3      Kravets, V. G. et al. Graphene-protected copper and silver plasmonics. Sci. Rep.4, 5517, doi:10.1038/srep05517 (2014).
4      Arola, H. O. et al. Specific Noncompetitive Immunoassay for HT-2 Mycotoxin Detection. Analytical chemistry 88, 2446-2452, doi:10.1021/acs.analchem.5b04591 (2016).

F. Wu1,2*, P. Thomas1, V. G. Kravets1, H. O. Arola3, M. Soikkeli3, A. N. Grigorenko1

1 School of Physics and Astronomy, University of Manchester, Manchester, M13 9PL, UK
2 School of Science, Xi’an Jiaotong University, Shaanxi, 710049, China
3 VTT Technical Research Centre of Finland Ltd., P.O. Box 1000, FI-02044 VTT, Espoo, Finland

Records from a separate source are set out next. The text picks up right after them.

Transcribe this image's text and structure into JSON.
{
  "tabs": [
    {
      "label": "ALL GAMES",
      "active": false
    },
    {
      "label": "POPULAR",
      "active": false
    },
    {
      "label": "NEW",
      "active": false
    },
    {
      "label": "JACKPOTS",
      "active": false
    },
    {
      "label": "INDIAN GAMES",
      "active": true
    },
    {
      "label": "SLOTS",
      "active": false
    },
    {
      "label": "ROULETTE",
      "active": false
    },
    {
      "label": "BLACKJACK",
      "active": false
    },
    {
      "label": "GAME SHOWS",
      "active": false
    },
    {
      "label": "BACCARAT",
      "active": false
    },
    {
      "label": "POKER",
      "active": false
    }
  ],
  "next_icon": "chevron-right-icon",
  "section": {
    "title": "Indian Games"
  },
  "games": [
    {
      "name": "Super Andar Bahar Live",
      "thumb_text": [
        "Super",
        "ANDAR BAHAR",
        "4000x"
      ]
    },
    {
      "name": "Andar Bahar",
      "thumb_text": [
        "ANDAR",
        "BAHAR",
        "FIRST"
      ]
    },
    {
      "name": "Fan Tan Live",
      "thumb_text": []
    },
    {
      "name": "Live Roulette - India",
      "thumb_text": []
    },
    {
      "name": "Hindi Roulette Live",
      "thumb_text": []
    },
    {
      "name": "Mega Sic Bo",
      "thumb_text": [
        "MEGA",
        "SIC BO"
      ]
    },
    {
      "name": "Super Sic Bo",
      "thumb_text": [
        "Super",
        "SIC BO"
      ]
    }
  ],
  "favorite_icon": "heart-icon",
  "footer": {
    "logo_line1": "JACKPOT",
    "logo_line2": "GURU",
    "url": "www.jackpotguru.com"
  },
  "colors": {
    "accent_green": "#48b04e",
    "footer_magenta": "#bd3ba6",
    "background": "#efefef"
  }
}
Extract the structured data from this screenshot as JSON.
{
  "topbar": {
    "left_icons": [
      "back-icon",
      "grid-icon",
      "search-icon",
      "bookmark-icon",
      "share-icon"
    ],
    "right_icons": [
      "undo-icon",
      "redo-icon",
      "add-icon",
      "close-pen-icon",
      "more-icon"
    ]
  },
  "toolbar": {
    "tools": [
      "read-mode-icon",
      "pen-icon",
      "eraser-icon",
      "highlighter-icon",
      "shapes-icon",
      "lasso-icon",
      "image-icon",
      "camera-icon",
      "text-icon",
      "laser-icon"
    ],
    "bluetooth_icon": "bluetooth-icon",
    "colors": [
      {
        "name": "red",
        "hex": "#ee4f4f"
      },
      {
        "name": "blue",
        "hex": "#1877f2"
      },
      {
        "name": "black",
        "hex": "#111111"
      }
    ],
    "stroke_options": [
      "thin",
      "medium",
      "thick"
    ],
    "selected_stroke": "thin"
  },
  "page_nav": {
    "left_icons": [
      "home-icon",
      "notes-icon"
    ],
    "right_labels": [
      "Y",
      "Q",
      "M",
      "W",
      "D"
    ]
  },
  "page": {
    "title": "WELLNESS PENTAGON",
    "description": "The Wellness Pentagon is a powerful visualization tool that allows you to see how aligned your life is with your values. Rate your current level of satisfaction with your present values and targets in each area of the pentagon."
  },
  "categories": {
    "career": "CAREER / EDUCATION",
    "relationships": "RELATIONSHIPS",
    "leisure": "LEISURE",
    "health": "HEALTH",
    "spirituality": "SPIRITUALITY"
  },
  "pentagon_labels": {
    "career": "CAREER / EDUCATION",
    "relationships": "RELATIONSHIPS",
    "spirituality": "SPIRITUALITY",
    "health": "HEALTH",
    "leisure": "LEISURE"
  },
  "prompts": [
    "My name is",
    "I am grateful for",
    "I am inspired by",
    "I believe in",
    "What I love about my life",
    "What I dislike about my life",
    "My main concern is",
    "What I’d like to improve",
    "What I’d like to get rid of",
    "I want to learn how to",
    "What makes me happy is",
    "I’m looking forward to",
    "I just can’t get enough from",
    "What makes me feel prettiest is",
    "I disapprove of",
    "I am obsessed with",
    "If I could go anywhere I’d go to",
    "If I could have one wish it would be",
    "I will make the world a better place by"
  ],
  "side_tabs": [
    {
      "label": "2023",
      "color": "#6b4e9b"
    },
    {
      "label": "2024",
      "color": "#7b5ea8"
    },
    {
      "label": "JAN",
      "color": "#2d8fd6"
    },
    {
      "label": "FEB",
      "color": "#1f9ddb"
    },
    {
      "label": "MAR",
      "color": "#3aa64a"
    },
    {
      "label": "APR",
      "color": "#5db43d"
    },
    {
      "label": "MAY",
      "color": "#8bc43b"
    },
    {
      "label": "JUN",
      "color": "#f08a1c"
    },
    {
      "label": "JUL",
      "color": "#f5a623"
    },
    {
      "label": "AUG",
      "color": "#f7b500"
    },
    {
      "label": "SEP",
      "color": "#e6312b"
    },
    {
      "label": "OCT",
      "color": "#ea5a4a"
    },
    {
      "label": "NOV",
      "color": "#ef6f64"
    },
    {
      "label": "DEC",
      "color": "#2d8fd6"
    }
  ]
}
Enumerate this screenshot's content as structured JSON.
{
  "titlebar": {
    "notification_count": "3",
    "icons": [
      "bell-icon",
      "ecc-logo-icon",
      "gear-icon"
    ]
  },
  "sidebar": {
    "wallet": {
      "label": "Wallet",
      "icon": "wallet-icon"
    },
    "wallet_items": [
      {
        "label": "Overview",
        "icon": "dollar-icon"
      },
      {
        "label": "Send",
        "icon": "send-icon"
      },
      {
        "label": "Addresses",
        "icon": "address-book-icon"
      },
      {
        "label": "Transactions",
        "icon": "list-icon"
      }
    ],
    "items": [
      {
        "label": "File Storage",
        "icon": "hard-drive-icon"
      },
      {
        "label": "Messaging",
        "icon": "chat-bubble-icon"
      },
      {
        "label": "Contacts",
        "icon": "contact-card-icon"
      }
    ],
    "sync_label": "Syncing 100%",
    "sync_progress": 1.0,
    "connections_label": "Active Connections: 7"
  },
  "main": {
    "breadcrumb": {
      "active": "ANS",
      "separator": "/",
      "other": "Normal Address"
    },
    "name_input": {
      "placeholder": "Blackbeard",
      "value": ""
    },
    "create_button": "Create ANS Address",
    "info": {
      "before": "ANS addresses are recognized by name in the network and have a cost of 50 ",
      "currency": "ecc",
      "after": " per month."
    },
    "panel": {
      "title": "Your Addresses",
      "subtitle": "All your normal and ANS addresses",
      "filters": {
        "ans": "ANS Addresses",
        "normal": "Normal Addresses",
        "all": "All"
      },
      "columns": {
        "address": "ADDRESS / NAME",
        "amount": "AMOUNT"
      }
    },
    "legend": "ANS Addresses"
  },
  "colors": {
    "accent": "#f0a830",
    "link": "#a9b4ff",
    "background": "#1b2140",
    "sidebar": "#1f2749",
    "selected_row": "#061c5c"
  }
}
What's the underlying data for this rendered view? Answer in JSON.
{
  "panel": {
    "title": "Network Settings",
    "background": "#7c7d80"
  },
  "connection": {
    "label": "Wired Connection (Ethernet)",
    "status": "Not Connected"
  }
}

Back to programme summary
15.50 Concluding comments and end of meeting
  The exhibition remains open until 5pm  

The 2017 Conference and Industry Programme, run by Enlighten Meetings with its partners, covers application and technology advances, innovations and emerging technologies.

Sign up to our mailing list and receive all the latest Enlighten Conference news and information.



Ray Whitehouse
Vac Techniche, Fairlight

Dr Weiping Wu

Instrumentation and Sensor Systems,
City University of London

Dr Andrew Pollard
Surface and Nanoanalysis Group,
National Physical Laboratory, Teddington

Dr Adrianus Indrat Aria
Surface Engineering & Nanotechnology Institute, Cranfield University, Bedford

Dr Patrick Frantz